The police also appear to have deliberately targeted journalists and independent observers. Two cameramen from Imedi TV were hospitalized, one with severe injuries, because of a beating by the police. Georgia's ombudsman, Sozar Subari, was also beaten. Riot police attacked him with rubber truncheons as he was documenting the police actions. Subari said in a public statement that he believes he was deliberately targeted because as ombudsman he regularly criticizes the Georgian government for human rights abuses.
Two television stations, Imedi TV and Kavkasia, which were broadcasting extensive coverage of the demonstrations and the police response, were taken off air around 9 p.m. Imedi TV ceased broadcasting shortly after its anchor announced on live television that the riot police had entered the station. Imedi radio station also stopped broadcasting and Imedi's website became inaccessible. A few minutes later, Kavkasia, which broadcasts only in the capital Tbilisi, also went off the air.
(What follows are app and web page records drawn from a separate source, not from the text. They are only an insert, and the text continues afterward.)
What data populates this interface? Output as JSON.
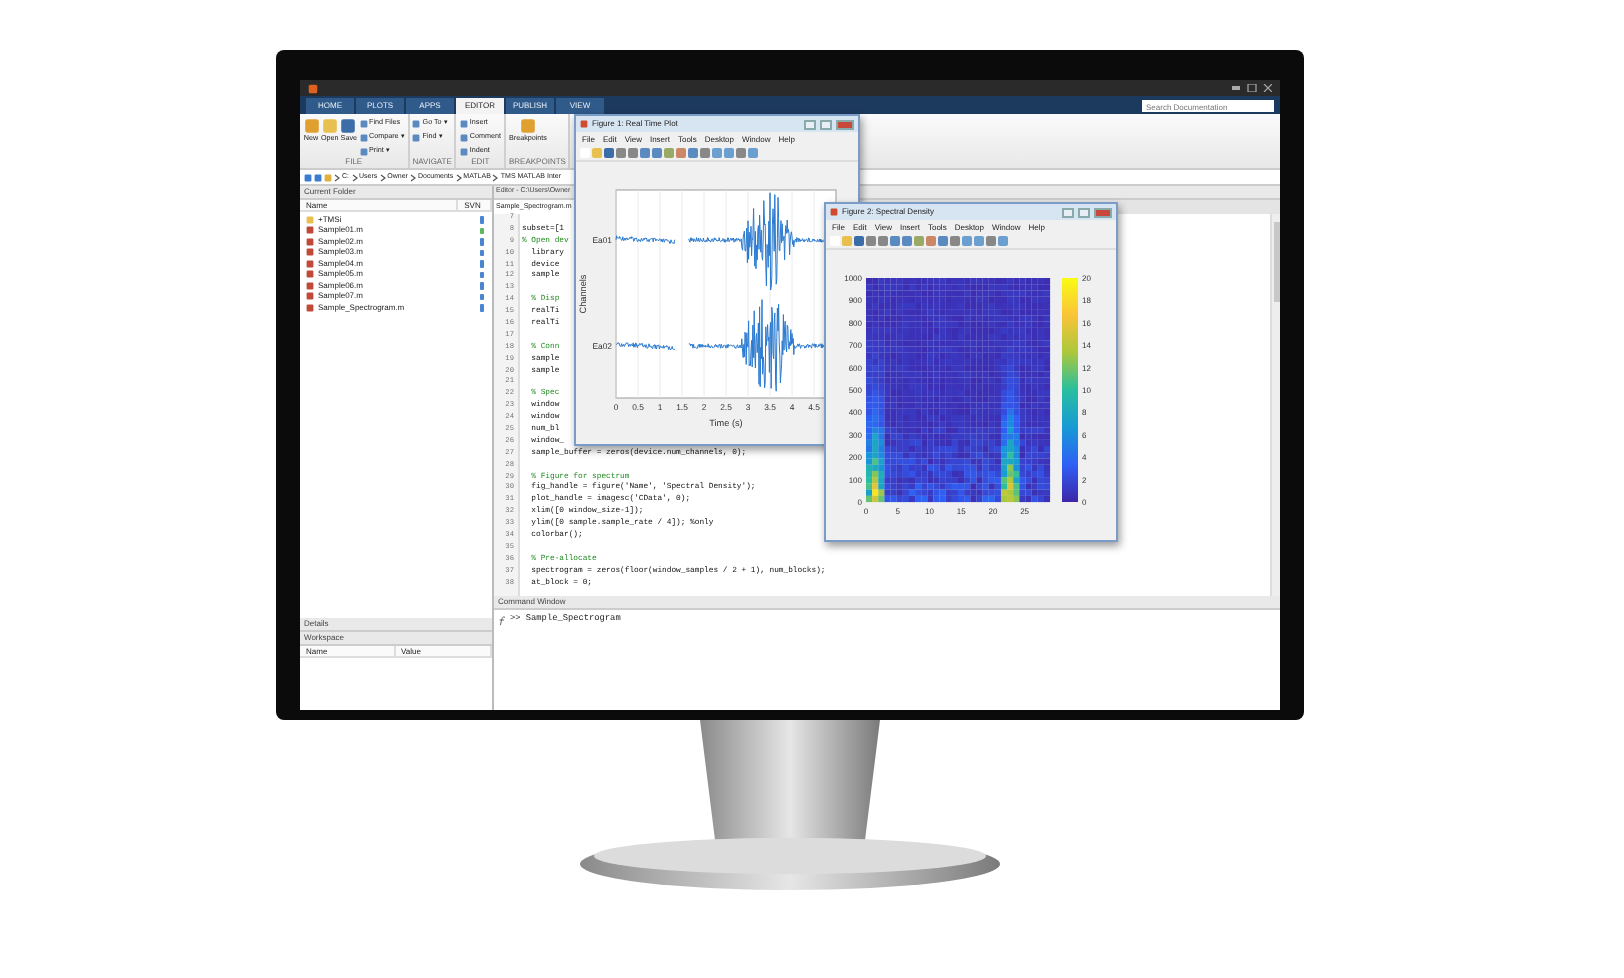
{
  "tabs": [
    {
      "label": "HOME",
      "selected": false
    },
    {
      "label": "PLOTS",
      "selected": false
    },
    {
      "label": "APPS",
      "selected": false
    },
    {
      "label": "EDITOR",
      "selected": true
    },
    {
      "label": "PUBLISH",
      "selected": false
    },
    {
      "label": "VIEW",
      "selected": false
    }
  ],
  "search": {
    "placeholder": "Search Documentation"
  },
  "toolstrip": [
    {
      "label": "FILE",
      "items": [
        {
          "label": "New",
          "kind": "large"
        },
        {
          "label": "Open",
          "kind": "large"
        },
        {
          "label": "Save",
          "kind": "large"
        },
        {
          "label": "Find Files",
          "kind": "small"
        },
        {
          "label": "Compare ▾",
          "kind": "small"
        },
        {
          "label": "Print ▾",
          "kind": "small"
        }
      ]
    },
    {
      "label": "NAVIGATE",
      "items": [
        {
          "label": "Go To ▾",
          "kind": "small"
        },
        {
          "label": "Find ▾",
          "kind": "small"
        }
      ]
    },
    {
      "label": "EDIT",
      "items": [
        {
          "label": "Insert",
          "kind": "small"
        },
        {
          "label": "Comment",
          "kind": "small"
        },
        {
          "label": "Indent",
          "kind": "small"
        }
      ]
    },
    {
      "label": "BREAKPOINTS",
      "items": [
        {
          "label": "Breakpoints",
          "kind": "large"
        }
      ]
    }
  ],
  "address": [
    "C:",
    "Users",
    "Owner",
    "Documents",
    "MATLAB",
    "TMS MATLAB Inter"
  ],
  "current_folder": {
    "title": "Current Folder",
    "columns": [
      "Name",
      "SVN"
    ],
    "files": [
      {
        "name": "+TMSi",
        "kind": "folder",
        "color": "#4a86d0"
      },
      {
        "name": "Sample01.m",
        "kind": "script",
        "color": "#5cb85c"
      },
      {
        "name": "Sample02.m",
        "kind": "script",
        "color": "#4a86d0"
      },
      {
        "name": "Sample03.m",
        "kind": "script",
        "color": "#4a86d0"
      },
      {
        "name": "Sample04.m",
        "kind": "script",
        "color": "#4a86d0"
      },
      {
        "name": "Sample05.m",
        "kind": "script",
        "color": "#4a86d0"
      },
      {
        "name": "Sample06.m",
        "kind": "script",
        "color": "#4a86d0"
      },
      {
        "name": "Sample07.m",
        "kind": "script",
        "color": "#4a86d0"
      },
      {
        "name": "Sample_Spectrogram.m",
        "kind": "script",
        "color": "#4a86d0"
      }
    ]
  },
  "details": {
    "title": "Details"
  },
  "workspace": {
    "title": "Workspace",
    "columns": [
      "Name",
      "Value"
    ]
  },
  "editor": {
    "title": "Editor - C:\\Users\\Owner",
    "tab": "Sample_Spectrogram.m",
    "lines": [
      {
        "n": "7"
      },
      {
        "n": "8",
        "text": "subset=[1",
        "kind": "code"
      },
      {
        "n": "9",
        "text": "% Open dev",
        "kind": "comment"
      },
      {
        "n": "10",
        "text": "  library",
        "kind": "code"
      },
      {
        "n": "11",
        "text": "  device",
        "kind": "code"
      },
      {
        "n": "12",
        "text": "  sample",
        "kind": "code"
      },
      {
        "n": "13"
      },
      {
        "n": "14",
        "text": "  % Disp",
        "kind": "comment"
      },
      {
        "n": "15",
        "text": "  realTi",
        "kind": "code"
      },
      {
        "n": "16",
        "text": "  realTi",
        "kind": "code"
      },
      {
        "n": "17"
      },
      {
        "n": "18",
        "text": "  % Conn",
        "kind": "comment"
      },
      {
        "n": "19",
        "text": "  sample",
        "kind": "code"
      },
      {
        "n": "20",
        "text": "  sample",
        "kind": "code"
      },
      {
        "n": "21"
      },
      {
        "n": "22",
        "text": "  % Spec",
        "kind": "comment"
      },
      {
        "n": "23",
        "text": "  window",
        "kind": "code"
      },
      {
        "n": "24",
        "text": "  window",
        "kind": "code"
      },
      {
        "n": "25",
        "text": "  num_bl",
        "kind": "code"
      },
      {
        "n": "26",
        "text": "  window_",
        "kind": "code"
      },
      {
        "n": "27",
        "text": "  sample_buffer = zeros(device.num_channels, 0);",
        "kind": "code"
      },
      {
        "n": "28"
      },
      {
        "n": "29",
        "text": "  % Figure for spectrum",
        "kind": "comment"
      },
      {
        "n": "30",
        "text": "  fig_handle = figure('Name', 'Spectral Density');",
        "kind": "code"
      },
      {
        "n": "31",
        "text": "  plot_handle = imagesc('CData', 0);",
        "kind": "code"
      },
      {
        "n": "32",
        "text": "  xlim([0 window_size-1]);",
        "kind": "code"
      },
      {
        "n": "33",
        "text": "  ylim([0 sample.sample_rate / 4]); %only",
        "kind": "code"
      },
      {
        "n": "34",
        "text": "  colorbar();",
        "kind": "code"
      },
      {
        "n": "35"
      },
      {
        "n": "36",
        "text": "  % Pre-allocate",
        "kind": "comment"
      },
      {
        "n": "37",
        "text": "  spectrogram = zeros(floor(window_samples / 2 + 1), num_blocks);",
        "kind": "code"
      },
      {
        "n": "38",
        "text": "  at_block = 0;",
        "kind": "code"
      }
    ]
  },
  "command_window": {
    "title": "Command Window",
    "lines": [
      ">> Sample_Spectrogram"
    ]
  },
  "figures": [
    {
      "kind": "waveform",
      "title": "Figure 1: Real Time Plot",
      "menus": [
        "File",
        "Edit",
        "View",
        "Insert",
        "Tools",
        "Desktop",
        "Window",
        "Help"
      ],
      "xlabel": "Time (s)",
      "ylabel": "Channels",
      "xticks": [
        "0",
        "0.5",
        "1",
        "1.5",
        "2",
        "2.5",
        "3",
        "3.5",
        "4",
        "4.5"
      ],
      "yticks": [
        "Ea01",
        "Ea02"
      ]
    },
    {
      "kind": "spectrogram",
      "title": "Figure 2: Spectral Density",
      "menus": [
        "File",
        "Edit",
        "View",
        "Insert",
        "Tools",
        "Desktop",
        "Window",
        "Help"
      ],
      "xticks": [
        "0",
        "5",
        "10",
        "15",
        "20",
        "25"
      ],
      "yticks": [
        "1000",
        "900",
        "800",
        "700",
        "600",
        "500",
        "400",
        "300",
        "200",
        "100",
        "0"
      ],
      "colorbar_ticks": [
        "20",
        "18",
        "16",
        "14",
        "12",
        "10",
        "8",
        "6",
        "4",
        "2",
        "0"
      ]
    }
  ]
}
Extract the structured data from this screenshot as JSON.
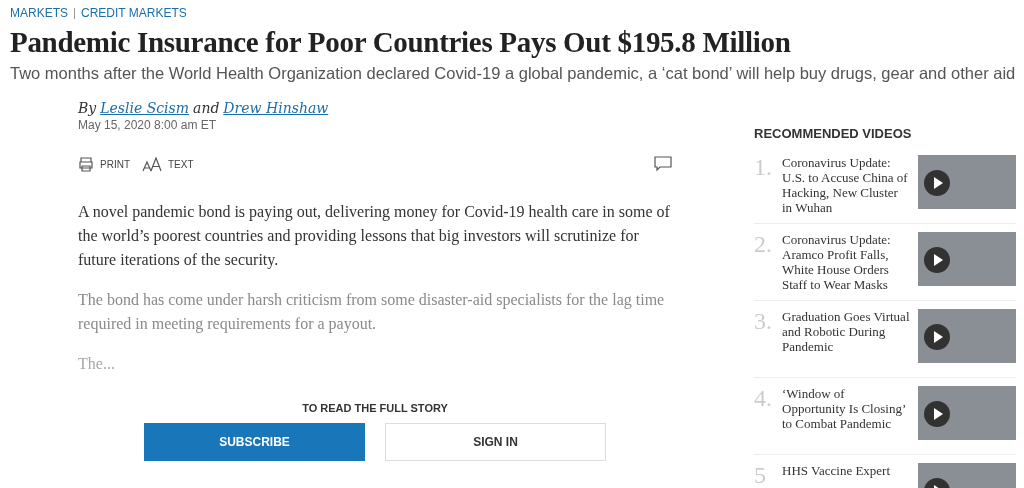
{
  "breadcrumb": [
    "MARKETS",
    "CREDIT MARKETS"
  ],
  "headline": "Pandemic Insurance for Poor Countries Pays Out $195.8 Million",
  "dek": "Two months after the World Health Organization declared Covid-19 a global pandemic, a ‘cat bond’ will help buy drugs, gear and other aid",
  "byline": {
    "prefix": "By",
    "authors": [
      "Leslie Scism",
      "Drew Hinshaw"
    ],
    "joiner": "and"
  },
  "date": "May 15, 2020 8:00 am ET",
  "tools": [
    {
      "kind": "print",
      "label": "PRINT"
    },
    {
      "kind": "text",
      "label": "TEXT"
    }
  ],
  "paragraphs": [
    {
      "kind": "body",
      "text": "A novel pandemic bond is paying out, delivering money for Covid-19 health care in some of the world’s poorest countries and providing lessons that big investors will scrutinize for future iterations of the security."
    },
    {
      "kind": "faded",
      "text": "The bond has come under harsh criticism from some disaster-aid specialists for the lag time required in meeting requirements for a payout."
    },
    {
      "kind": "teaser",
      "text": "The..."
    }
  ],
  "paywall": {
    "prompt": "TO READ THE FULL STORY",
    "buttons": [
      {
        "kind": "primary",
        "label": "SUBSCRIBE"
      },
      {
        "kind": "secondary",
        "label": "SIGN IN"
      }
    ]
  },
  "recommended": {
    "title": "RECOMMENDED VIDEOS",
    "items": [
      {
        "number": "1.",
        "title": "Coronavirus Update: U.S. to Accuse China of Hacking, New Cluster in Wuhan"
      },
      {
        "number": "2.",
        "title": "Coronavirus Update: Aramco Profit Falls, White House Orders Staff to Wear Masks"
      },
      {
        "number": "3.",
        "title": "Graduation Goes Virtual and Robotic During Pandemic"
      },
      {
        "number": "4.",
        "title": "‘Window of Opportunity Is Closing’ to Combat Pandemic"
      },
      {
        "number": "5",
        "title": "HHS Vaccine Expert"
      }
    ]
  }
}
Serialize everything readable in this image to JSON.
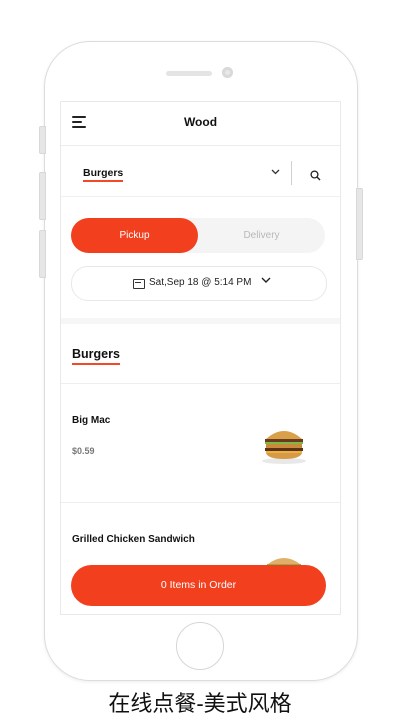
{
  "header": {
    "title": "Wood",
    "menu_icon": "hamburger-menu-icon"
  },
  "category_bar": {
    "selected": "Burgers",
    "chevron": "⌄",
    "search_icon": "search-icon"
  },
  "service_toggle": {
    "pickup_label": "Pickup",
    "delivery_label": "Delivery",
    "active": "Pickup"
  },
  "schedule": {
    "datetime": "Sat,Sep 18 @ 5:14 PM",
    "calendar_icon": "calendar-icon"
  },
  "menu": {
    "section_title": "Burgers",
    "items": [
      {
        "name": "Big Mac",
        "price": "$0.59",
        "image": "burger-image"
      },
      {
        "name": "Grilled Chicken Sandwich",
        "price": "",
        "image": "sandwich-image"
      }
    ]
  },
  "order_button": {
    "label": "0 Items in Order"
  },
  "caption": "在线点餐-美式风格",
  "colors": {
    "accent": "#f2401f",
    "text": "#111111",
    "muted": "#b8b8b8"
  }
}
Imedi TV was founded and co-owned by Badri Patarkatsishvili (NOW MYSTERIOUSLY DEAD AT YOUNG AGE), a wealthy financier and critic of the government who openly financed the opposition in Georgia. "Beating journalists or shutting down television stations for reporting on the events can't be justified by subsequently declaring a state of emergency," said H*uman Rights Watch.* The exact number of injured is unknown, but the Health Ministry of Georgia reported that 508 people had sought emergency assistance and some 118 of them remained hospitalized.
History of "Democratically elected" friend of McCain and other neo-cons in U.S. government: On Feb 3, 2003 Georgia's Prime Minister, Zurab Zhvaniya, was found dead early Thursday and apparently killed by carbon monoxide. One lawmaker, Amiran Shalamberidze, suggested that Zurab Zhvaniya might have been murdered. Although Saakashvili and Zhvaniya had worked closely together in the well-orchestrated "Rose" revolution and in government, they were widely regarded as potential rivals. Zhvaniya was regarded as a moderating influence in disputes with Russia and on the impulsive Georgian president. Former Georgian President Shevardnadze, who helped to end the Cold War between the East and the West as former Foreign Minister of USSR, is another victim of the violent actions by McCain and Condoleezza Rice's good friend and so-called "Democratically elected" Saakashvili.
We should remember that Dictator Saddam Hussein, who died from the tortured execution, received far more votes in his last election than the brutal Georgian ruler Saakashvili.
September 12, 2008 Georgia's non-governmental organisations have urged the EU to launch a thorough enquiry into alleged human rights violations in South Ossetia*.* members of the opposition like Shalva Natelashvili the head of the Labor party would say: " If Saakashvili didn't attack Tskhinval then the Russian air force wouldn't have taken off and the Kremlin wouldn't have had reason to recognise these republics," Natelashvili said. "We will not protest, we already protested last year and Saakashvili used chemical weapons on us."